----- Data for processing

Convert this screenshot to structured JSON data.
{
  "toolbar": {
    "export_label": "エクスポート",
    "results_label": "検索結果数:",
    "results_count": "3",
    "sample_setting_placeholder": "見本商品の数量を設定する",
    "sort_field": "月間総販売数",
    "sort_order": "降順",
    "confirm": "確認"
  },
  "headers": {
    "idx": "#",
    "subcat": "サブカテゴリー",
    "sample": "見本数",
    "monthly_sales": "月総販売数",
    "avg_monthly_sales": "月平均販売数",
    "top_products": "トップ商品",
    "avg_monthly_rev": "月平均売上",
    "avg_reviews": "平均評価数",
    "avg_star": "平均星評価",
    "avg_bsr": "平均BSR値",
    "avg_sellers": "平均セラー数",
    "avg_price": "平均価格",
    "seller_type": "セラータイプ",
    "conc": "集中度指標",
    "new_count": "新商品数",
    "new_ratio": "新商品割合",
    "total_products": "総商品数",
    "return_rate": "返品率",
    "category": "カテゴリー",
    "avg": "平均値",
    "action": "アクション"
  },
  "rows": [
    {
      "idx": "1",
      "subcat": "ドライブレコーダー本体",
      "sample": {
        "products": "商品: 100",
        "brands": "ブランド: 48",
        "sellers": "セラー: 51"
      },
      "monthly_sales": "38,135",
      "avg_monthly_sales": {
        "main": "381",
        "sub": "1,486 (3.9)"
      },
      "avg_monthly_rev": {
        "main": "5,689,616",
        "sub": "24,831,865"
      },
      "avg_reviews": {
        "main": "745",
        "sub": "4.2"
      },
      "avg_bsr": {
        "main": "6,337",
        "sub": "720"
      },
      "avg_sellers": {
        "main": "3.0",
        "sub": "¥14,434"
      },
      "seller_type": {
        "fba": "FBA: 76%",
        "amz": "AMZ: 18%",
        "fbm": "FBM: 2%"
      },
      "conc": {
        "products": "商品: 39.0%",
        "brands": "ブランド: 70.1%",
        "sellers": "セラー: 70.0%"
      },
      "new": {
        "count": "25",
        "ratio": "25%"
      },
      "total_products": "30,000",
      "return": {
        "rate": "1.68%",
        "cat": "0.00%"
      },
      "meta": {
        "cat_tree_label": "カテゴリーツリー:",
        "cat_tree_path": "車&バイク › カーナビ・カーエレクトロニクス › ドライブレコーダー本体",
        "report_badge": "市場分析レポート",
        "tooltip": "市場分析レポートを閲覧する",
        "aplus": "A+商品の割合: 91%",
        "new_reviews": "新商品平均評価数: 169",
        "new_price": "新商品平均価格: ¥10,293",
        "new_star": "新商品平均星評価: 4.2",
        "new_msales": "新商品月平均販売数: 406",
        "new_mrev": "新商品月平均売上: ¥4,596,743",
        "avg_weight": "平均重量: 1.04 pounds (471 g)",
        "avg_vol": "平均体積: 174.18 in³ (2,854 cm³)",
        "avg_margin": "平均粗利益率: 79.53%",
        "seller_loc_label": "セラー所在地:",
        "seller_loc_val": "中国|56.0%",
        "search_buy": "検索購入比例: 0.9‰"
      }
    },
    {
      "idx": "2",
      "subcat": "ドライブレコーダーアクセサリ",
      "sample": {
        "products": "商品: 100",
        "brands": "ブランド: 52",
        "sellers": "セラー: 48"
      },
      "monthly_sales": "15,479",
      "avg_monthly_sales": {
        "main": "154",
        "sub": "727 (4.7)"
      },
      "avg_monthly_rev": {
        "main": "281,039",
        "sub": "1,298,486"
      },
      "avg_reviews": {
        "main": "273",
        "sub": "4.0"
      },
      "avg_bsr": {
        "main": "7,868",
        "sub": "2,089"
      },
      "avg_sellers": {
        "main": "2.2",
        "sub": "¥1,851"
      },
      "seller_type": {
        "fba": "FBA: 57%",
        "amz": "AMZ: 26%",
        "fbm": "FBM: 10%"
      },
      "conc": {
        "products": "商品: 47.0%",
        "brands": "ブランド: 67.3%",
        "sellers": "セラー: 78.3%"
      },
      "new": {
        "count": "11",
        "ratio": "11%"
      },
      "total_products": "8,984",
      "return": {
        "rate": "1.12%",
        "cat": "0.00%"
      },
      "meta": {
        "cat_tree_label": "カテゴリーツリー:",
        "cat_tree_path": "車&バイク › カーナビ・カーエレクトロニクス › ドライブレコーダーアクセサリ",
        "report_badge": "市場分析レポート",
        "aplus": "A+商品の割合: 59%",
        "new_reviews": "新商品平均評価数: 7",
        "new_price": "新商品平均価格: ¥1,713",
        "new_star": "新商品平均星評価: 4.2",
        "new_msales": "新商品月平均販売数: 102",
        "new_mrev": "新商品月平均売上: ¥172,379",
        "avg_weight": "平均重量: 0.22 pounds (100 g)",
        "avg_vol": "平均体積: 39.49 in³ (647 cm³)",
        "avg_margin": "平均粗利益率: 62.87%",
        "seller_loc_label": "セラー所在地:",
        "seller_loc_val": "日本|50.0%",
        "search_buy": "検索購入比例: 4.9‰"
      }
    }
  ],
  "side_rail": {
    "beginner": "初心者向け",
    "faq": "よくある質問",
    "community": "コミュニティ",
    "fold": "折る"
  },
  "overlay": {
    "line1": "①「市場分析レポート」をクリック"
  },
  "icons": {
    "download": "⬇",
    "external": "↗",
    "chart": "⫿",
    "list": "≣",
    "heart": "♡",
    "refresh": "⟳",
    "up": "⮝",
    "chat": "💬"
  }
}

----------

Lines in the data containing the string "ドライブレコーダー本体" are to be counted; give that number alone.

Exercise answer =>
2